is against Facebook’s terms of use, and Facebook’s filter system utilizes a

list of keywords from the National Center for Missing & Exploited Children.

One challenge in blocking all illicit material, the company said, is that some

keywords that child pornographers use have double meaning and are harmless in

some cases.

“Some terms on these lists,

including code words and acronyms, have multiple meanings, which makes it

difficult to block them upfront without also preventing legitimate uses,”

Facebook spokesman Simon Axten said.

“We do a careful evaluation of

each term and consider both the potential for abuse and the frequency with

which the term is used in other contexts when making decisions on whether to

block or flag,” Axten said.

But Hemanshu Nigam,

co-chairman of President Obama’s Online Safety Technology Working Group, told

FoxNews.com that the mass of pedophile content on Facebook would have been

rooted out if the company were doing its job properly.

“The fact that Facebook

missed the most basic terms in the terminology of child predators suggests that

they’ve taken a checkbox approach instead of implementing real solutions to

help real problems facing children online,” Nigam said.

Hughes, of Enough Is Enough,

said the investigation underscores the fact that parents must be involved when

their children use Facebook. A world of dangerous, exploitative content is just

a few clicks away from any unsuspecting or curious teenager, she said.

“Over the past 10 years, we

have seen a sort of perfect storm scenario emerge for Internet-initiated sexual

crime against children,” Hughes said. “Never before have predators and

pedophiles been able to hold a town hall together to share their exploits and

encourage this type of horrific behavior, but now, through sites like Facebook,

they can do just that.

“We find that these

individuals are often at the cutting edge of technology, they have easy access

to child pornography and to children, and law enforcement, the technology

industry and parents are often left in the dust, which is why we focus on

reaching those parents and educating about prevention,” Hughes said.

Enough Is Enough provides

guidance for parents called Internet Safety Rules ’N Tools, online at

internetsafety101.org, including such tips as:

  • Establish an ongoing

    dialogue and keep lines of communication open.

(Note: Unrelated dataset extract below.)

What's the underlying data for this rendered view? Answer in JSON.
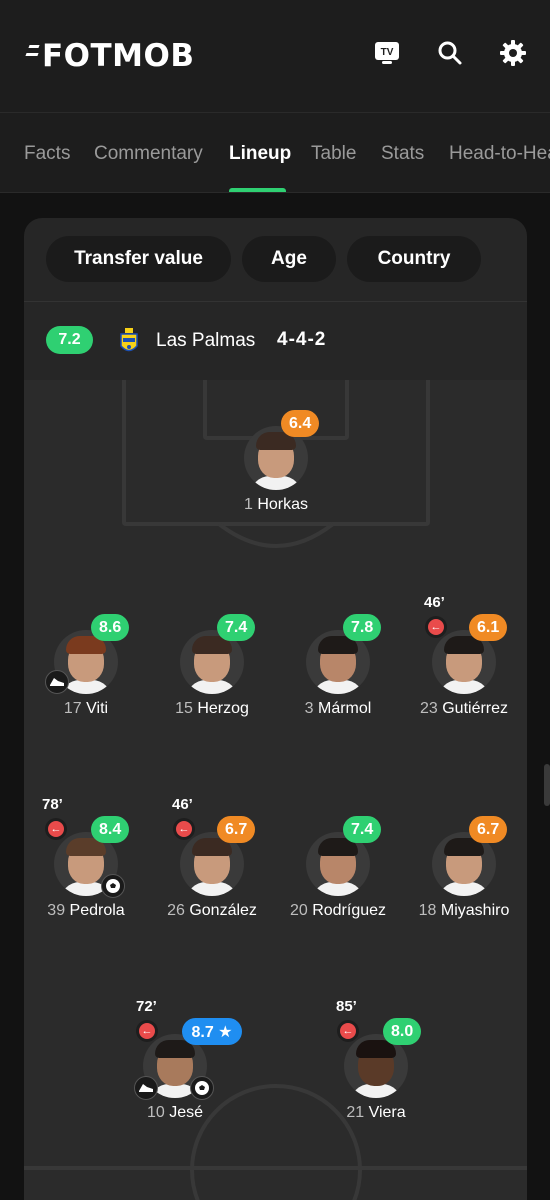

  • Supervise use of all

    Internet-enabled devices.

  • Know your child’s online

    activities and friends.

  • Regularly check the online

    communities your children use, such as social networking and gaming sites, to

    see what information they are posting.

  • Supervise the photos and

    videos your kids post and send online.

  • Discourage the use of

    webcams and mobile video devices.

  • Teach your children how to

    protect personal information posted online and to follow the same rules with

    respect to the personal information of others.

“Parents have to remain

alert,” Hughes said.